The long legal battle between St. Johnsbury and former Town Manager Ralph Nelson is finally over.
Nelson left an administrative job in Major League Baseball to become Town Manager of St. Johnsbury in 2010. About two years later, a newly elected select board sent him packing without, he says, explaining why.
Nelson sued the town for wrongful termination. He lost in Superior Court, but won a reversal in Vermont Supreme Court. Last week, Nelson agreed to settle the case for $175,000 — more than twice his old salary. Both Nelson and the town say they were prepared to go to trial. But Nelson says he decided to settle in part because he considers the Vermont Supreme Court ruling the victory he had been seeking, as a matter of principle.
“I felt that we had really made the point … and it’s interesting, because well over a hundred years of statute had been written and nobody had ever challenged it. And the reason nobody had ever challenged it, I think, is because terminated town managers did not have the resources or the energy to take it all the way through…and once we did, we clarified the statute,” Nelson said.
The statute says, in part, “the town manager is subject to the direction and supervision of the board of select men, holds office at the will of selectmen who by majority can remove him at any time for cause.”
In reaching its opinion, the state Supreme Court had to reconcile two apparently contradictory terms: “at will” and “for cause.” The town argued that it has the right to remove managers “at will,” and in August 2013 Superior Court Judge Mary Teachout essentially agreed with that interpretation.
But on appeal, writing for the majority, Associate Justice John Dooley reasoned that a select board must show cause for removing a manager at will. “We reverse the trial court’s grant of summary judgment to the town and hold that [the statute] requires cause for removal of town managers,” Dooley wrote.
The high court also found that the select board’s public statement about Nelson’s removal “did not specify what actions were against the will of the selectboard,” and they returned the case to Superior Court, where it would have been heard if the settlement had not been reached.
Nelson says he had expected his legacy to be economic improvements in downtown St. Johnsbury.
“But as it turns out in reflection my legacy was to clarify a statute that I think will protect town managers for a long time,” he said following the settlement.
The case is likely to make other towns think carefully about how they hire and fire their top employees. Town managers in Vermont, are defined differently from town administrators. Managers are presumed to have more autonomy from the select board — something Nelson says he was promised, but never got.
St. Johnsbury’s select board chair Kevin Oddy was on the board that fired Nelson, and still stands by that decision, but says the settlement allows the town to move forward without any more expensive litigation.
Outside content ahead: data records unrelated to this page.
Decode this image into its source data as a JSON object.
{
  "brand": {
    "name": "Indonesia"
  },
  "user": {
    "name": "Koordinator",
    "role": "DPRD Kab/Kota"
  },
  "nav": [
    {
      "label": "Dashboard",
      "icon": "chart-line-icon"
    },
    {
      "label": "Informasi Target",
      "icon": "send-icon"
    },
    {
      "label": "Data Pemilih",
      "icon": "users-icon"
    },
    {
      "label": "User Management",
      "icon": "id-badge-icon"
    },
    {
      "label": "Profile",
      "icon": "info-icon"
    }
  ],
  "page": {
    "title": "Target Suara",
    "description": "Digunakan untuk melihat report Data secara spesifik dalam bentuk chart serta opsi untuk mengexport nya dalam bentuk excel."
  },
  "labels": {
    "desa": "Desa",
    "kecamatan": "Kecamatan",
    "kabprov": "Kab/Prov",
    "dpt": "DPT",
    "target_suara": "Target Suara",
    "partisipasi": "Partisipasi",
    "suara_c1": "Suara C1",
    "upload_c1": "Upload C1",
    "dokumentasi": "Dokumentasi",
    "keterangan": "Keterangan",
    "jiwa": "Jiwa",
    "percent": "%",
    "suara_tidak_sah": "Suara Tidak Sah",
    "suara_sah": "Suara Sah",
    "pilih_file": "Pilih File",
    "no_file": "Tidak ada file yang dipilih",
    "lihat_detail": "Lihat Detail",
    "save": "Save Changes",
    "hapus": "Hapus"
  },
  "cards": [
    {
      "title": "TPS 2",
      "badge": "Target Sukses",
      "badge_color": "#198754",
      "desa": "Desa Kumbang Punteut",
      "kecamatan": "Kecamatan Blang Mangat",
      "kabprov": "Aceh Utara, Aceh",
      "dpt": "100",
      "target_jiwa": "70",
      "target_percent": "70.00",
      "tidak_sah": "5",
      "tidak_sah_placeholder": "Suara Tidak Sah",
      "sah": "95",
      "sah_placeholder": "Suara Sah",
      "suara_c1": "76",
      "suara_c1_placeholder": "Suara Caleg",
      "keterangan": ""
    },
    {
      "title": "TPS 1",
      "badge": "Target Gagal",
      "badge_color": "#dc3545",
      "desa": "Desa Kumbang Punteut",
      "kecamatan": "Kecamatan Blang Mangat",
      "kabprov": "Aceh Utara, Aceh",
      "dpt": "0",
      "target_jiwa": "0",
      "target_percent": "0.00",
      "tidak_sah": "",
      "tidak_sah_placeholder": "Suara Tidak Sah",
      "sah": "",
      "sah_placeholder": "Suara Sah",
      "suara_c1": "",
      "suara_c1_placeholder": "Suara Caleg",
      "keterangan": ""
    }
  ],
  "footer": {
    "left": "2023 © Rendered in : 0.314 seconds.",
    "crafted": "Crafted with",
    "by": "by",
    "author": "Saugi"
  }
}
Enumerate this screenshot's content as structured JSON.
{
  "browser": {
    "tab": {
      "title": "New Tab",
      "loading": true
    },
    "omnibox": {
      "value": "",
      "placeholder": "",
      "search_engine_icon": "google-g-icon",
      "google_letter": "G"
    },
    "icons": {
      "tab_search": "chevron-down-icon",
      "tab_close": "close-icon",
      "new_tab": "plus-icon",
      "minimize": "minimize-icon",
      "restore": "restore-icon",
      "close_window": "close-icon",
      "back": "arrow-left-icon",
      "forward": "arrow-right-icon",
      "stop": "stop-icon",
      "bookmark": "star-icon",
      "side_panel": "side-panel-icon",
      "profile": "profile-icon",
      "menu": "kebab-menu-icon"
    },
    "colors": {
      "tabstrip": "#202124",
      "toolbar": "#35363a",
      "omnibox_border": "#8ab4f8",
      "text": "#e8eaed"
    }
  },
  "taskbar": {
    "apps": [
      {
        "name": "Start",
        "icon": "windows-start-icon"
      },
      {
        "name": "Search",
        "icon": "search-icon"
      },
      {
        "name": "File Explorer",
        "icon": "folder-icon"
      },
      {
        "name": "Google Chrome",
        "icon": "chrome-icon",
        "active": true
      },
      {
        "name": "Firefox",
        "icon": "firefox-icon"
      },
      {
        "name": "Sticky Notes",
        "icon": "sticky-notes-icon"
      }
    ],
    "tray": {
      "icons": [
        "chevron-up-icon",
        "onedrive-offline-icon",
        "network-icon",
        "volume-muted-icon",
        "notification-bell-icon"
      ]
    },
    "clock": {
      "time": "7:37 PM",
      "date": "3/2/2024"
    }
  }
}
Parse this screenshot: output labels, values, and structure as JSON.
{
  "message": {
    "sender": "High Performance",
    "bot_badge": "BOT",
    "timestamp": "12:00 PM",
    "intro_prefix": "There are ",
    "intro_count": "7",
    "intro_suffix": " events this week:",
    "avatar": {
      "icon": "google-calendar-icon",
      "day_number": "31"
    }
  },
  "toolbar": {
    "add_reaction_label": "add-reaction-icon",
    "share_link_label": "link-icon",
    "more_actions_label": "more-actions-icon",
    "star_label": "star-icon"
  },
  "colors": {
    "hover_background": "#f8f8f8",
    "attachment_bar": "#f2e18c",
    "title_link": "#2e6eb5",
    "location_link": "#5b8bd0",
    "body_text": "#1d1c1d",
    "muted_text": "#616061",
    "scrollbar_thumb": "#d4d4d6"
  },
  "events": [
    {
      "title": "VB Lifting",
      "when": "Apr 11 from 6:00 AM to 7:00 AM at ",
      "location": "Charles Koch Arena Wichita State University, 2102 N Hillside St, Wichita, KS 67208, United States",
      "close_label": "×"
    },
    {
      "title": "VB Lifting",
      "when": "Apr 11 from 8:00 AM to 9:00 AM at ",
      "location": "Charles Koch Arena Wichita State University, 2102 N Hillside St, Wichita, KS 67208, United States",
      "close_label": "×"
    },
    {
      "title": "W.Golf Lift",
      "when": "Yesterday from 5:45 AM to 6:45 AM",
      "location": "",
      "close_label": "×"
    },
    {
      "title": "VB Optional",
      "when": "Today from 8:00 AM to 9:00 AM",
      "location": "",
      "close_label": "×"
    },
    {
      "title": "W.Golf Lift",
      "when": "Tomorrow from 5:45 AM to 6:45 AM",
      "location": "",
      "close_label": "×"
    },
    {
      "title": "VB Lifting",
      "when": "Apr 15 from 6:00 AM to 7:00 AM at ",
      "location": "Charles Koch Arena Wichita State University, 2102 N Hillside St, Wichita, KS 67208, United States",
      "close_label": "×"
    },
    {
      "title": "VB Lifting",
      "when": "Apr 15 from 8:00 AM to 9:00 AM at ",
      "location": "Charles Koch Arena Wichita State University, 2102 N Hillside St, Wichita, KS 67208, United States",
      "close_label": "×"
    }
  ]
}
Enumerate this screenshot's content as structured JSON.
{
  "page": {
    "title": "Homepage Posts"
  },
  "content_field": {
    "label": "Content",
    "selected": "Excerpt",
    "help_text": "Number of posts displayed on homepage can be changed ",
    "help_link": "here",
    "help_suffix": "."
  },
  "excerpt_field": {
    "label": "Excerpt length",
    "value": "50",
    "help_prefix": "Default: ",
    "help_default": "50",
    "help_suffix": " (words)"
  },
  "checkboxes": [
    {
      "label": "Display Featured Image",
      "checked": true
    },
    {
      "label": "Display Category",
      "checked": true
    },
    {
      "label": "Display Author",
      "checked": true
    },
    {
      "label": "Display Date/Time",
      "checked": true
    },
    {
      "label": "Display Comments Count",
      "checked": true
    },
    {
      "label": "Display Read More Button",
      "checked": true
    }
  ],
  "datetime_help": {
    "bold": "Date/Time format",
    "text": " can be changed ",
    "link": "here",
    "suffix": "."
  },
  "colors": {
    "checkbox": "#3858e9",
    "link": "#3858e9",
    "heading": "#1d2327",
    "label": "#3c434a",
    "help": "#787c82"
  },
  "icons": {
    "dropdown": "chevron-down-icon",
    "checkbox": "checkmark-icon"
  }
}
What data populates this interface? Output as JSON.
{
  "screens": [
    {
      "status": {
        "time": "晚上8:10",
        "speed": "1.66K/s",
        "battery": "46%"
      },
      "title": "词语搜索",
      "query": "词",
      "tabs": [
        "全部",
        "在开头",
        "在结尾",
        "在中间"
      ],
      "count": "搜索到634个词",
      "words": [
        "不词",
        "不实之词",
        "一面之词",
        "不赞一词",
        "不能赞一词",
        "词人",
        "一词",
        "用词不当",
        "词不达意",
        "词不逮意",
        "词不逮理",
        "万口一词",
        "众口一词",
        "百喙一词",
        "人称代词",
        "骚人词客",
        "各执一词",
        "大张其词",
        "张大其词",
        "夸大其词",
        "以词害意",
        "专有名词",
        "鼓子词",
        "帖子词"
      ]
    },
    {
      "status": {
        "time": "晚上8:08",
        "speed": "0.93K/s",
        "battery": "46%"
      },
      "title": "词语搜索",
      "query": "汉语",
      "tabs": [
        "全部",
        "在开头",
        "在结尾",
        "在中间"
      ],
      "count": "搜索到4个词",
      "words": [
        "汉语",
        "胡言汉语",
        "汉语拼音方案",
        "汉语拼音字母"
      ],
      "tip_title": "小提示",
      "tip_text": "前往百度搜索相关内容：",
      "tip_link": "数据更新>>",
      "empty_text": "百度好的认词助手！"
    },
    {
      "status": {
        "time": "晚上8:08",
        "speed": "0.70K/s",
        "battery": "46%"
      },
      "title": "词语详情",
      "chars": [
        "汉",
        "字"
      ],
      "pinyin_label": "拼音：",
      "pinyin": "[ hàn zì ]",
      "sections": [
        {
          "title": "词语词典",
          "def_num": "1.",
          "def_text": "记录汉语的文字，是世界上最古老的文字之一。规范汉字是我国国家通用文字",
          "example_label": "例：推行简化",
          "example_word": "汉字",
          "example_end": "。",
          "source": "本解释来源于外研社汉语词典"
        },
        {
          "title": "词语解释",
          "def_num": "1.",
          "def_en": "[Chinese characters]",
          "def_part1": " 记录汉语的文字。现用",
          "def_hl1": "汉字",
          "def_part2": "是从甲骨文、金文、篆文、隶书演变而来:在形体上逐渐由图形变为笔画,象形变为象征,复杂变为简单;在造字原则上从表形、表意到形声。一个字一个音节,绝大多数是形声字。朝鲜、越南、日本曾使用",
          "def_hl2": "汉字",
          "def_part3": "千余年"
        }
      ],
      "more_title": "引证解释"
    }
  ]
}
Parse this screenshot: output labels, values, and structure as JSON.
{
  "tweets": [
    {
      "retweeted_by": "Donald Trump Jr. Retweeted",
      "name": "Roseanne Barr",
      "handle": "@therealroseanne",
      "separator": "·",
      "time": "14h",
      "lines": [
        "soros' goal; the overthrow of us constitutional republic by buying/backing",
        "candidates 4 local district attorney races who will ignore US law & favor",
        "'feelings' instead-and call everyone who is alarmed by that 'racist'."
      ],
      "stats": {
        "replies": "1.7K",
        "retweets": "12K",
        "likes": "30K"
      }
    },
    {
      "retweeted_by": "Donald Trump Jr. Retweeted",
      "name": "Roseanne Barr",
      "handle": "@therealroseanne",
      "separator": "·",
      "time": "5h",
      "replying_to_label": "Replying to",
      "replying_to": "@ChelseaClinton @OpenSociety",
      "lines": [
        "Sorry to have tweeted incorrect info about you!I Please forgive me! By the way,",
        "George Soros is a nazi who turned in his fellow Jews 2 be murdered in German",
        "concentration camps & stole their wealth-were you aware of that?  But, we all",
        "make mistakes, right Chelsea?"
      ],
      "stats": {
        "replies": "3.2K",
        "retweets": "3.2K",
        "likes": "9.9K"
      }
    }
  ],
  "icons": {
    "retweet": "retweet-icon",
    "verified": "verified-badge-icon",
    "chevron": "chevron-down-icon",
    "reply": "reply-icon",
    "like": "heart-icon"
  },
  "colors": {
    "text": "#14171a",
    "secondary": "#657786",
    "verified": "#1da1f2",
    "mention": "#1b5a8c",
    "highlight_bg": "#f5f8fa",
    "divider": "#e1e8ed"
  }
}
A new town manager has just been hired. He is Chad Whitehead, a local engineer who has never held municipal office. The select board says they are looking forward to working closely with him.